WHAT TO DO:
Restate the entries below word for word, leaving nothing out.

DATA FOR THIS TASK:
+++++
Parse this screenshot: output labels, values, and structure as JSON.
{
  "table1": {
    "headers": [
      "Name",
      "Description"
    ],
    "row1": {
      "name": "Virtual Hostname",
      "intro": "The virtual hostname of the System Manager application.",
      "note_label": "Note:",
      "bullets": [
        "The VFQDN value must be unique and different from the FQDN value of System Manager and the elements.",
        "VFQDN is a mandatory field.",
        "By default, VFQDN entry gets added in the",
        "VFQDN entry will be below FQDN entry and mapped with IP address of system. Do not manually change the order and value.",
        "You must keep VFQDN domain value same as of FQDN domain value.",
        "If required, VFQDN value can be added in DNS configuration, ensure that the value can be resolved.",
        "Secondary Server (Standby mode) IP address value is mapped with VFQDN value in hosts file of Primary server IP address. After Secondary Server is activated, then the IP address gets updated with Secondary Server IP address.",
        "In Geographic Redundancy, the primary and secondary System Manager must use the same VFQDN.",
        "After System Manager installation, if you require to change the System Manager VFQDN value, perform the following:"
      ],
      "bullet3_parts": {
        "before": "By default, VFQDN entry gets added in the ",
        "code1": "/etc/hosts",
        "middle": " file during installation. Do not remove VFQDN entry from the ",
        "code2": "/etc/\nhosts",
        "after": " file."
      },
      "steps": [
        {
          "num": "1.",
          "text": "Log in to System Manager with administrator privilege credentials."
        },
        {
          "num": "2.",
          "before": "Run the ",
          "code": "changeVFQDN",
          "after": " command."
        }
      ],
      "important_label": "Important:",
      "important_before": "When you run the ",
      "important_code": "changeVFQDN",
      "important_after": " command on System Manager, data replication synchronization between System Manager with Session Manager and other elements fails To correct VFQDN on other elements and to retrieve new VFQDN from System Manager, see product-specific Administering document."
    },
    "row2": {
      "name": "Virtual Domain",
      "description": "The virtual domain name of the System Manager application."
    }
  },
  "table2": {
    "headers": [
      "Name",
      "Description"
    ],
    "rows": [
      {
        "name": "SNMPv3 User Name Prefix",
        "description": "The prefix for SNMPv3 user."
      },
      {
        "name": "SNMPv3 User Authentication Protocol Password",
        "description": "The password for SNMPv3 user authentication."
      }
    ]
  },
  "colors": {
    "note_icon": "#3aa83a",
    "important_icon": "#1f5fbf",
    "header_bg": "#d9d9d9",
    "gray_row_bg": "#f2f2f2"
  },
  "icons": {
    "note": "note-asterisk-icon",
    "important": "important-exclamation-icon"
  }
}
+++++
SOLUTION TO THIS TASK:
Parse this screenshot: output labels, values, and structure as JSON.
{
  "table1": {
    "headers": [
      "Name",
      "Description"
    ],
    "row1": {
      "name": "Virtual Hostname",
      "intro": "The virtual hostname of the System Manager application.",
      "note_label": "Note:",
      "bullets": [
        "The VFQDN value must be unique and different from the FQDN value of System Manager and the elements.",
        "VFQDN is a mandatory field.",
        "By default, VFQDN entry gets added in the",
        "VFQDN entry will be below FQDN entry and mapped with IP address of system. Do not manually change the order and value.",
        "You must keep VFQDN domain value same as of FQDN domain value.",
        "If required, VFQDN value can be added in DNS configuration, ensure that the value can be resolved.",
        "Secondary Server (Standby mode) IP address value is mapped with VFQDN value in hosts file of Primary server IP address. After Secondary Server is activated, then the IP address gets updated with Secondary Server IP address.",
        "In Geographic Redundancy, the primary and secondary System Manager must use the same VFQDN.",
        "After System Manager installation, if you require to change the System Manager VFQDN value, perform the following:"
      ],
      "bullet3_parts": {
        "before": "By default, VFQDN entry gets added in the ",
        "code1": "/etc/hosts",
        "middle": " file during installation. Do not remove VFQDN entry from the ",
        "code2": "/etc/\nhosts",
        "after": " file."
      },
      "steps": [
        {
          "num": "1.",
          "text": "Log in to System Manager with administrator privilege credentials."
        },
        {
          "num": "2.",
          "before": "Run the ",
          "code": "changeVFQDN",
          "after": " command."
        }
      ],
      "important_label": "Important:",
      "important_before": "When you run the ",
      "important_code": "changeVFQDN",
      "important_after": " command on System Manager, data replication synchronization between System Manager with Session Manager and other elements fails To correct VFQDN on other elements and to retrieve new VFQDN from System Manager, see product-specific Administering document."
    },
    "row2": {
      "name": "Virtual Domain",
      "description": "The virtual domain name of the System Manager application."
    }
  },
  "table2": {
    "headers": [
      "Name",
      "Description"
    ],
    "rows": [
      {
        "name": "SNMPv3 User Name Prefix",
        "description": "The prefix for SNMPv3 user."
      },
      {
        "name": "SNMPv3 User Authentication Protocol Password",
        "description": "The password for SNMPv3 user authentication."
      }
    ]
  },
  "colors": {
    "note_icon": "#3aa83a",
    "important_icon": "#1f5fbf",
    "header_bg": "#d9d9d9",
    "gray_row_bg": "#f2f2f2"
  },
  "icons": {
    "note": "note-asterisk-icon",
    "important": "important-exclamation-icon"
  }
}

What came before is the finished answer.